A Vancouver native, Charlotte recently graduated from Simon Fraser University, where she majored in English and Humanities. During her time there, SFU’s Writing and Communications program caught her attention, and she began working towards a Certificate in Editing. After completing an editorial internship at Vancouver’s Western Living magazine in the fall of 2010, she knew that she wanted to pursue editing further.
Charlotte is excited to have joined the Investing News Network as an editorial assistant, and looks forward to gaining more knowledge about the commodities sector. She plans to complete her certificate in the spring of 2013.
Bloomberg reported that the slump in European coal prices — the longest in at least eight years — looks set to end on the back of falling imports from the United States and production cuts in Russia and Poland.
The Wall Street Journal’s Asia MoneyBeat reported that major coal miners operating in Australia — like Glencore Xstrata plc (LSE:GLEN) and Yancoal Australia Ltd. (ASX:YAL) — are eager to auction off port assets worth “tens of millions of dollars” that were hot assets only a year and a half ago.
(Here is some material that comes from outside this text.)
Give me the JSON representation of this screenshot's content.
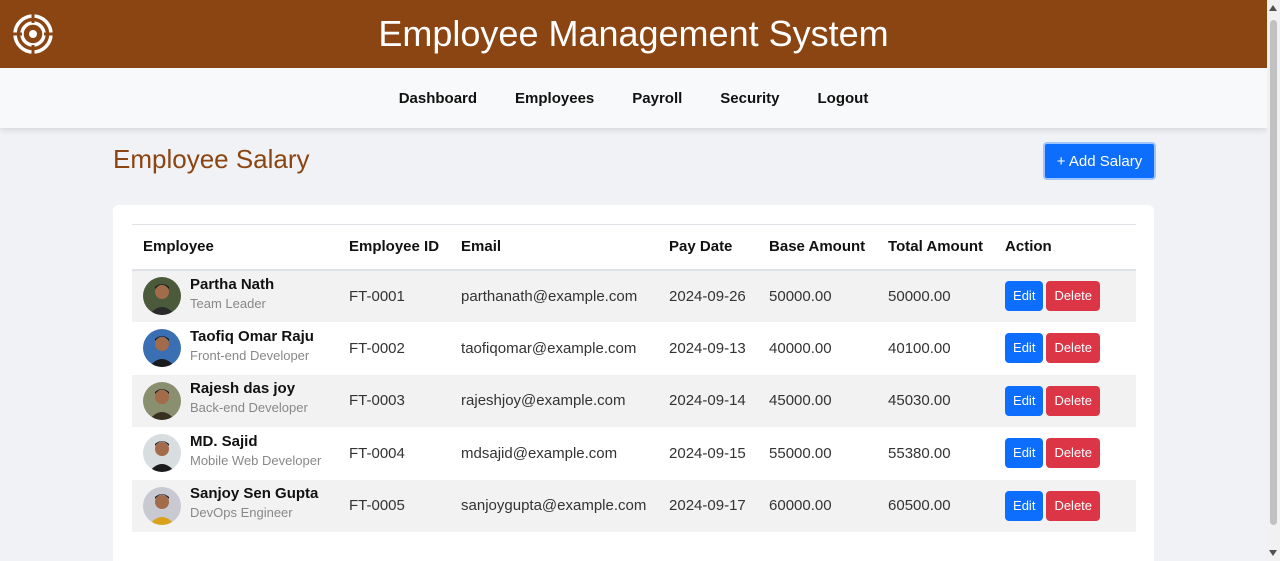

That indicates that they are not confident that coal prices will rebound in the near future.
Bloomberg reported that shares of James River Coal Co. (NASDAQ:JRCC) rose to a two-month high, gaining 16 percent to reach $2.58, following the company’s decision to exchange around “$243.4 million of convertible bonds for $123.3 million of new notes due in 2018.”
Bloomberg reported that this year, Erdenes Tavan Tolgoi LLC will start mining the West Tsankhi coal area, located in Mongolia, in order to get out of debt and pay off Aluminum Corporation of China Ltd. (NYSE:ACH).
The Wall Street Journal reported that Glencore Xstrata plc (LSE:GLEN) is going to shelve its plans for a new coal export terminal in Queensland, Australia. The decision reportedly comes on the back of the company’s concern about the medium-term outlook for the coal industry.
Bloomberg reported that China has suspended production at all Sichuan coal mines following a May 11 explosion that killed 28 workers and injured 18 others. The stoppages are not likely to affect coal prices nationwide.